__WHAT YOU NEED TO DO__
Among the entries below, find the lines with the word "hand" and return them.
··· RECORDS SHOWN
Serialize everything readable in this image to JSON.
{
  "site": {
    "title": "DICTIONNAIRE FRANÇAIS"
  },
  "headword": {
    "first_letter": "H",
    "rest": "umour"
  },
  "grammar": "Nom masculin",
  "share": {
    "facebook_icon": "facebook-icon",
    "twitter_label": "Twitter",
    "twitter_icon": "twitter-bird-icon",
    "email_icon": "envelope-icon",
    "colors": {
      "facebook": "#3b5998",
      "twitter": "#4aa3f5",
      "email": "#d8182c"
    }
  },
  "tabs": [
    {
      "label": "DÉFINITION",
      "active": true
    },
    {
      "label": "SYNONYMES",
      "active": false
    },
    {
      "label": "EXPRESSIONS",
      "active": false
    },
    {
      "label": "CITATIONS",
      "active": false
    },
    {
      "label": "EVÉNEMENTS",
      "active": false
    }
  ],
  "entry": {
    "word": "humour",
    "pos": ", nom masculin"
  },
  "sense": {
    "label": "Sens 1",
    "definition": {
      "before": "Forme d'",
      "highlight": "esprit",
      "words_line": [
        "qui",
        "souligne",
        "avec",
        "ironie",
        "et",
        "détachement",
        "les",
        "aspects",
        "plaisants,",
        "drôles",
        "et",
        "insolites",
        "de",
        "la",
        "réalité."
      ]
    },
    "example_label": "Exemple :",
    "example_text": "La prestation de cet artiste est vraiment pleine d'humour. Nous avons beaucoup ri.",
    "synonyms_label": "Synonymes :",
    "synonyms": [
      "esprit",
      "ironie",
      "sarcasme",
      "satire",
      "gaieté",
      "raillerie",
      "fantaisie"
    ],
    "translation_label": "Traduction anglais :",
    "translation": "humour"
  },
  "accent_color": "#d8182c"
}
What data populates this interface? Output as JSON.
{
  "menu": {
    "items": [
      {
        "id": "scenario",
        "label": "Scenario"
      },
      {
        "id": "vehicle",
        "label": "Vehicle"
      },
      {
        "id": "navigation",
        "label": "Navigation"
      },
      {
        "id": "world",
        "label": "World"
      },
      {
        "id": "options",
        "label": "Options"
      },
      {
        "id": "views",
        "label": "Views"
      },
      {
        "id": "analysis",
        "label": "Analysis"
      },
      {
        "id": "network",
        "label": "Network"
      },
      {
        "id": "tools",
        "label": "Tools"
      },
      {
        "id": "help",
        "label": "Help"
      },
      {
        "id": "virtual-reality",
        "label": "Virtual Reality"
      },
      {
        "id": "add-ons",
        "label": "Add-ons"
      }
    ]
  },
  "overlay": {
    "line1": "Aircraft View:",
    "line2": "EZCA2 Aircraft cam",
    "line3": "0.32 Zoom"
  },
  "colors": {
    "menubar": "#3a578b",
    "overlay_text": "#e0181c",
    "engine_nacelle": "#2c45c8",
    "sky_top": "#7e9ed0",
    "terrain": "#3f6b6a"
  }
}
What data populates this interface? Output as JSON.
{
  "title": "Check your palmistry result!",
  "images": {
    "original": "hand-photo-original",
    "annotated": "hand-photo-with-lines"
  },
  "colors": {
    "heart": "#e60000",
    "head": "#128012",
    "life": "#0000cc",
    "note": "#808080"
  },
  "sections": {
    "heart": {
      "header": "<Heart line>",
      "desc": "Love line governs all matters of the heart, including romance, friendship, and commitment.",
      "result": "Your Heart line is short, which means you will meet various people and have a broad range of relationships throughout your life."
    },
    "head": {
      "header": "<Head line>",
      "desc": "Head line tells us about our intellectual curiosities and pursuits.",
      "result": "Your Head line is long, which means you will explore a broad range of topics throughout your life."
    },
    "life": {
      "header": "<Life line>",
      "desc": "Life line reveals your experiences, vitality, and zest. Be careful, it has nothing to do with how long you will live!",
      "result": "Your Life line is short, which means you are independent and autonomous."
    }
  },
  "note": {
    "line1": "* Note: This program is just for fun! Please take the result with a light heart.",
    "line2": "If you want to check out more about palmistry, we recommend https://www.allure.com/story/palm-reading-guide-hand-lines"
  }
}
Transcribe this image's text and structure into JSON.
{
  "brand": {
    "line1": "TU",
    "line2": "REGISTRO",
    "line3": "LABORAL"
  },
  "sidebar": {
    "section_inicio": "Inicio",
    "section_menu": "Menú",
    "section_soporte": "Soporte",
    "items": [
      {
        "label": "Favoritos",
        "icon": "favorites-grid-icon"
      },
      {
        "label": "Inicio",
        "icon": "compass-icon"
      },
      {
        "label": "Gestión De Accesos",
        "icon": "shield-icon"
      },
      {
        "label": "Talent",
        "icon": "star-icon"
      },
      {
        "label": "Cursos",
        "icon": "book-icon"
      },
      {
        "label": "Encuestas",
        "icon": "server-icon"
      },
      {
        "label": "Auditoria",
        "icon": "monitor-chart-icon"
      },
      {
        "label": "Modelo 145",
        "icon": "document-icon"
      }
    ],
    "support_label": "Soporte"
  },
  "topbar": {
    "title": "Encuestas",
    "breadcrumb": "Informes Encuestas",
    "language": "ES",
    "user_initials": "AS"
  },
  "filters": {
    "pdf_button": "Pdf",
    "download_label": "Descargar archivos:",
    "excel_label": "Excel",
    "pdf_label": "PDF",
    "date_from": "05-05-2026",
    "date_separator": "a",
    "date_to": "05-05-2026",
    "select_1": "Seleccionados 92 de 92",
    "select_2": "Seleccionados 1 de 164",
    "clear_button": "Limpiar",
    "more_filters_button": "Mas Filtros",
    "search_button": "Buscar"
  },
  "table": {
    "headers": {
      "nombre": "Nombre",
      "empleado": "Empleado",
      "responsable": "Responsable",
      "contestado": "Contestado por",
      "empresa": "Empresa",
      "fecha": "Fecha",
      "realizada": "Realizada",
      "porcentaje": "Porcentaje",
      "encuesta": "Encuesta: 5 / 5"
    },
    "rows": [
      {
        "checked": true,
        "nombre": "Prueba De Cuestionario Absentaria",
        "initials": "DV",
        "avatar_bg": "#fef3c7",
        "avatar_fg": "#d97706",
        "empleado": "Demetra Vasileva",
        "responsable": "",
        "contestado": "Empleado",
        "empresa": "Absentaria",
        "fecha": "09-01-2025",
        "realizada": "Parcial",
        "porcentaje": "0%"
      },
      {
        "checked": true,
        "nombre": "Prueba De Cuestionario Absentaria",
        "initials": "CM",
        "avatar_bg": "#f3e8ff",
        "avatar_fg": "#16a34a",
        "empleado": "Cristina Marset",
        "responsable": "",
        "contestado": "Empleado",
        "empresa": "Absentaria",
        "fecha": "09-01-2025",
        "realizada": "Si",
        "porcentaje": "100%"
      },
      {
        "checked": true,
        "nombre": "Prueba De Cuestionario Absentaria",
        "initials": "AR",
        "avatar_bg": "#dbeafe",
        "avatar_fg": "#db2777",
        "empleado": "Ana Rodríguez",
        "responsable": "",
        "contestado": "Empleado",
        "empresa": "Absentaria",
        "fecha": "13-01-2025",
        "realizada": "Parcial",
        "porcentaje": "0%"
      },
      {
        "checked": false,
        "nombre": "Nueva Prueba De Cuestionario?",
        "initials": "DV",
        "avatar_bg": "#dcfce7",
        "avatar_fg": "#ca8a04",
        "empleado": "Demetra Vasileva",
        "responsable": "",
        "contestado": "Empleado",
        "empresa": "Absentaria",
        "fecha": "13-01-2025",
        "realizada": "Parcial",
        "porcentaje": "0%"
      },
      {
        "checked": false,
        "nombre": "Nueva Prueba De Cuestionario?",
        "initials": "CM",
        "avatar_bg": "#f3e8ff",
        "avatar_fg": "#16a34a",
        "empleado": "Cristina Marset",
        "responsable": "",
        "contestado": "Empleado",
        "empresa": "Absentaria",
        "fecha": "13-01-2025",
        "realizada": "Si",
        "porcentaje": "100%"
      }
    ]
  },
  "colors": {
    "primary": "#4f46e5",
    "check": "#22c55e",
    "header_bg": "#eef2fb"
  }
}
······
__RESULT__
    "original": "hand-photo-original",
    "annotated": "hand-photo-with-lines"
    "line2": "If you want to check out more about palmistry, we recommend https://www.allure.com/story/palm-reading-guide-hand-lines"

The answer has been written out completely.